As states see these small, local distilleries as a great source of tax income, they are starting to deregulate the liquor business to allow them to succeed. I say anything that helps small local entrepreneurs to live off the land while growing organic crops is a positive development.
We've lately heard a lot about how baby boomers aren't going to go placidly into old age, be herded into "retirement communities" or generally behave themselves. In my last posting I shared Paul Hawken's new book Blessed Unrest, and I urge everyone to go read it. It's a massively important and useful work that helps point the way out of the messes we're in, with seminal quotes from those who've gone before, and and impressive bibliography and appendix. Not to mention that Hawken has launched a website to keep the momentum going. Visit Wiser Earth and browse the directory of groups that are changing the world.
Where did Blessed Unrest get its name? Here's the first quote in the book, and when I read it I got goose bumps:
"There is vitality, a life force, an energy, a quickening that is translated through you into action, and because there is only one of you in all time, this expression is unique.....You have to keep open and aware directly to the urges that motivate you. Keep the channel open....[There is] no satisfaction whatever at any time. There is only a queer, divine dissatisfaction, a blessed unrest that keeps us marching and makes us more alive than the other." --Martha Graham to Agnes de Mille, Dance to the Piper (NY: Da Capo Press, 1980)

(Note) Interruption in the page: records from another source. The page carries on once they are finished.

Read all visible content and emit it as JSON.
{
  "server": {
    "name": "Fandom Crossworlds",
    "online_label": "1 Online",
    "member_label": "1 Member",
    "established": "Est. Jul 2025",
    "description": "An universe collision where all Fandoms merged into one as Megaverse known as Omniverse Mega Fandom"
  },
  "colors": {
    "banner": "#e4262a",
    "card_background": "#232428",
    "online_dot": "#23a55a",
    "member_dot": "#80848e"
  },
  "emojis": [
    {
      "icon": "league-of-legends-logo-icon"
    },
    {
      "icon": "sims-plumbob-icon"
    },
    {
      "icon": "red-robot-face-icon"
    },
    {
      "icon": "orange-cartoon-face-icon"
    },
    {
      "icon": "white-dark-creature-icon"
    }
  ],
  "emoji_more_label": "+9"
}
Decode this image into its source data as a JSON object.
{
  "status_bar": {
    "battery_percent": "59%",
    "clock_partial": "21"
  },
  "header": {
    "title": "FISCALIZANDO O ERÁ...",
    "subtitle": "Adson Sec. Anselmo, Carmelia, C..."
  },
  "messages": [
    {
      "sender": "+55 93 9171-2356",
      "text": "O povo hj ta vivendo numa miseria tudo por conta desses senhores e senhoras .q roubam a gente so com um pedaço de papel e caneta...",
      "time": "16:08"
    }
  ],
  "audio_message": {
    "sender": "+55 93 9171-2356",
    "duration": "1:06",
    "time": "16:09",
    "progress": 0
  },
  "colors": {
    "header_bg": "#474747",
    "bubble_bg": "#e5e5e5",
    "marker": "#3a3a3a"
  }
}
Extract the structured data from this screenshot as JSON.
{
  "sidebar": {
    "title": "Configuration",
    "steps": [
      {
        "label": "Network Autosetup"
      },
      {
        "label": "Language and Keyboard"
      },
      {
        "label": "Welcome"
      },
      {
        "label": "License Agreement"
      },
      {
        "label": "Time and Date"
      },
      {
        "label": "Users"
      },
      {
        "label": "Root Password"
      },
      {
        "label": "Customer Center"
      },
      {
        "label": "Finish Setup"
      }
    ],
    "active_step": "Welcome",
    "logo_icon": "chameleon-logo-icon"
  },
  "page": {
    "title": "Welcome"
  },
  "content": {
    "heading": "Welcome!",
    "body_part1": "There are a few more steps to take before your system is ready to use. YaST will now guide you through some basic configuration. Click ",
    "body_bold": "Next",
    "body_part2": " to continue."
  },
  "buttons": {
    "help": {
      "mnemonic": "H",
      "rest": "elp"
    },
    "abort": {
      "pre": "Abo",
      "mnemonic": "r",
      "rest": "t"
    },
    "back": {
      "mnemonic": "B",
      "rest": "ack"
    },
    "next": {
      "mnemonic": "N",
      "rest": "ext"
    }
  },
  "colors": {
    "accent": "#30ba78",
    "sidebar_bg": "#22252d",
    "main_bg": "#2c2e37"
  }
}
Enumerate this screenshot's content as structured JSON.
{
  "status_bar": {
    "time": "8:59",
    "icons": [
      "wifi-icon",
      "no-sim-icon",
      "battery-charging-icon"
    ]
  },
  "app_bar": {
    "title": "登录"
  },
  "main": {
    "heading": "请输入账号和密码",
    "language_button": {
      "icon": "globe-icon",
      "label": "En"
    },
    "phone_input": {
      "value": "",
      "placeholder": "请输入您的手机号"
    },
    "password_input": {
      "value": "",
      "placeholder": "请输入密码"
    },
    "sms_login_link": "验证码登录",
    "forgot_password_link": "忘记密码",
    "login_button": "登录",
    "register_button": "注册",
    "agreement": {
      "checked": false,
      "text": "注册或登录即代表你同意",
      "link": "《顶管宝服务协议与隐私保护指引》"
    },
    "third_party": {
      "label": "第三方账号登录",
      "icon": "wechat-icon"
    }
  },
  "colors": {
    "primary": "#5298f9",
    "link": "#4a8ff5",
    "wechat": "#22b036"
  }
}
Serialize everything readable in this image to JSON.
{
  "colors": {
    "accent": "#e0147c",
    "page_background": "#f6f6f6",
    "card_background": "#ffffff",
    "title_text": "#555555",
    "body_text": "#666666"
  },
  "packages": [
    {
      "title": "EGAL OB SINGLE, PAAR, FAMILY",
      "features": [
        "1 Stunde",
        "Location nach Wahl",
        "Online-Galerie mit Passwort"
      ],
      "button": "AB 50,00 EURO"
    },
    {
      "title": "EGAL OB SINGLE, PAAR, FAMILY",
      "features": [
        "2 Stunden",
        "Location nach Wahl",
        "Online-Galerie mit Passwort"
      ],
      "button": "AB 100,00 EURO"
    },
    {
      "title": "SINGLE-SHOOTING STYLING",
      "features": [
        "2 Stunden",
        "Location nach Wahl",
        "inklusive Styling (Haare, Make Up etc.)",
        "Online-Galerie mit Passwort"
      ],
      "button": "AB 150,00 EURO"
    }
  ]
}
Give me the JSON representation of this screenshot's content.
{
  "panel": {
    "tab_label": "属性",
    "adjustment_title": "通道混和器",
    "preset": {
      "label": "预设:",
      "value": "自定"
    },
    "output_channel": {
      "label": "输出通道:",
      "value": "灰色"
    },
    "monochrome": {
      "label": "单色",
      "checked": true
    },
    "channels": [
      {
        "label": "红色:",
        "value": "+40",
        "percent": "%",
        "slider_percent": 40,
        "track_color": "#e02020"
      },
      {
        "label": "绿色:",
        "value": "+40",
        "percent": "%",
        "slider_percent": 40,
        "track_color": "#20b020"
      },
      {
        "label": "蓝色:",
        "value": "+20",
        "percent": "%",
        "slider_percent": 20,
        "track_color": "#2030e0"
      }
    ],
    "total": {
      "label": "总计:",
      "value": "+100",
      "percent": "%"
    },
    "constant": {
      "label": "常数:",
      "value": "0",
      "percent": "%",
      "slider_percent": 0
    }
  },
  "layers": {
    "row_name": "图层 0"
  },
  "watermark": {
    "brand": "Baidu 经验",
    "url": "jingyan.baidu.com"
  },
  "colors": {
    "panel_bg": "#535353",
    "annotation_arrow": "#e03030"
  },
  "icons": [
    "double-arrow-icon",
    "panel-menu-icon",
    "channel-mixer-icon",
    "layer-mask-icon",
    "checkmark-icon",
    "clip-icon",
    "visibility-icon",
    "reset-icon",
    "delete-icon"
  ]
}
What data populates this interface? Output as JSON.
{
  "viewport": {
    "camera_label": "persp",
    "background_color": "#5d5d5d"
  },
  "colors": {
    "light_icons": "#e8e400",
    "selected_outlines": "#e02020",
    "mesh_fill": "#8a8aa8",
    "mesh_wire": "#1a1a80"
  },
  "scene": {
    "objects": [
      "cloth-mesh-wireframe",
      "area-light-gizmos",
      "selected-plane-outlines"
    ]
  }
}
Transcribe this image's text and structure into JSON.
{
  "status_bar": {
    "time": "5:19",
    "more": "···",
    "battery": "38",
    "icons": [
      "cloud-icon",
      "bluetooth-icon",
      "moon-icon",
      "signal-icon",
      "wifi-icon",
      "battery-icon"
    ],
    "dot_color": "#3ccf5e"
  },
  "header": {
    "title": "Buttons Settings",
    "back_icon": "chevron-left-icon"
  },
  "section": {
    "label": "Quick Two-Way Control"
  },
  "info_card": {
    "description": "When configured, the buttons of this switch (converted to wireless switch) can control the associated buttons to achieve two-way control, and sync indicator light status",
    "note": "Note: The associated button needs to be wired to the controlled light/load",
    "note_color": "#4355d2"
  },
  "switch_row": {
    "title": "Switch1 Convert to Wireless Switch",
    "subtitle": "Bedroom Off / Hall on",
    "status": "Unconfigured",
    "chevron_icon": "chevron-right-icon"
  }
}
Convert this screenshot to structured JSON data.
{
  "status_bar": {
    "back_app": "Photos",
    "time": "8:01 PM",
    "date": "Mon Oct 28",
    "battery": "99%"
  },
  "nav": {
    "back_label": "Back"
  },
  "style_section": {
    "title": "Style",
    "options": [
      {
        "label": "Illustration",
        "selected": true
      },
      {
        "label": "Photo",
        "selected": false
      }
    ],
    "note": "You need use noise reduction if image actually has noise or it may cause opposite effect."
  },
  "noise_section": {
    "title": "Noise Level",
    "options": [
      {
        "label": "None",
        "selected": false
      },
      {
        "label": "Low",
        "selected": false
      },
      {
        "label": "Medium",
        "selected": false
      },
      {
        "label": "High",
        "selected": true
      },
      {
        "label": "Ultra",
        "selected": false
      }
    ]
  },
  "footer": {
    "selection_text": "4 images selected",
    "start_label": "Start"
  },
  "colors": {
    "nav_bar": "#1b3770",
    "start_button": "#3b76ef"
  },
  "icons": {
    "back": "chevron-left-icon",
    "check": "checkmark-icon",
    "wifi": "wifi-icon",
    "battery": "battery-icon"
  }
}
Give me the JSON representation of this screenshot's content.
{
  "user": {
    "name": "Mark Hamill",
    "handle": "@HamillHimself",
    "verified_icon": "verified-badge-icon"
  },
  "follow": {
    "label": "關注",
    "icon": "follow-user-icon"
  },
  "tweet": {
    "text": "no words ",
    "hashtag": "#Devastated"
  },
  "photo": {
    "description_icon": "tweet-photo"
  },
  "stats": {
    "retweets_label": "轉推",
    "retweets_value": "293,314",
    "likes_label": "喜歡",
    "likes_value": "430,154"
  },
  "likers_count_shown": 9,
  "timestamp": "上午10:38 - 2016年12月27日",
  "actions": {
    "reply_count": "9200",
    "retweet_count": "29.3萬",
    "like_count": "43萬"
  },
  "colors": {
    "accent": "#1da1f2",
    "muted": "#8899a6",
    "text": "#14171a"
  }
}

A friend who attended the GreenBuild Conference in Chicago saw Paul Hawken speak and was all fired up. Hawken, who has been around the environmental movement for awhile and is the founder of Smith & Hawken, from which he retired years ago, as well as the writer of Natural Capitalism, has written a new book and it is just the book we need right now. A sweeping history of the environmental movement and a compelling analysis of where it's going, it describes what he learned during the past ten years of speaking engagements during which he met people from all types of groups who were passionately engaged in trying to heal the world.Best of all, he links all the threads of the environmental movement together, starting from the origins in the 19th century, to today's anti-globalists, indigenous peoples' movements, the politics of food , and the green building movement.
This week's Newsweek features an article about the rural battle over wind power. Farmers want windmills on their land because they can make money and because it can help the environment. Others want to protect the pristine nature of the land while consuming energy building second homes in the country. The latter have been dubbed "citiots" by Frank Masaino, a spokesman for a coalition seeking to promote wind energy. According to Sourcewatch Masaino worked until 2002 for the auto industry, trying to stop carbon emissions limits, so perhaps we can conclude his motives are not pure. However, we can't deny that he has a knack for turning a phrase.
Yesterday at the GreenBuild Conference in Chicago I stopped by the Shaw booth where I was captivated by the woman with the beakers. Turns out they were full of carpet bits that were being turned back into their original material, destined to be reconstituted into new carpet, true to the Cradle to Cradle principles. Cradle to Cradle demands that products be designed so that they can easily be recycled. Most products are "downcycled" or made into an inferior product, with a lot of pure waste as a byproduct, while true recycling would allow a product to be used, recycled, and used again, without any loss of material quality. In order to do this, however, the products need to be designed with that future in mind. Thanks to Jason for sharing his VIP passes with us so that we could attend the conference.
An article in Ecospace on natural burials brought to light something I've been thinking of for some time: the fact that cemeteries are unnecessarily polluting:
"Modern cemeteries separate the deceased from natural cycles by
embalming them in toxic chemicals, boxing them in steel caskets and
concrete burial vaults, and drenching the funeral grounds with
Not to mention their cost. A standard, non-luxurious burial ceremony today can cost $9500, whereas a plot in New York's Greensprings Natural Cemetery, for example, is only $500.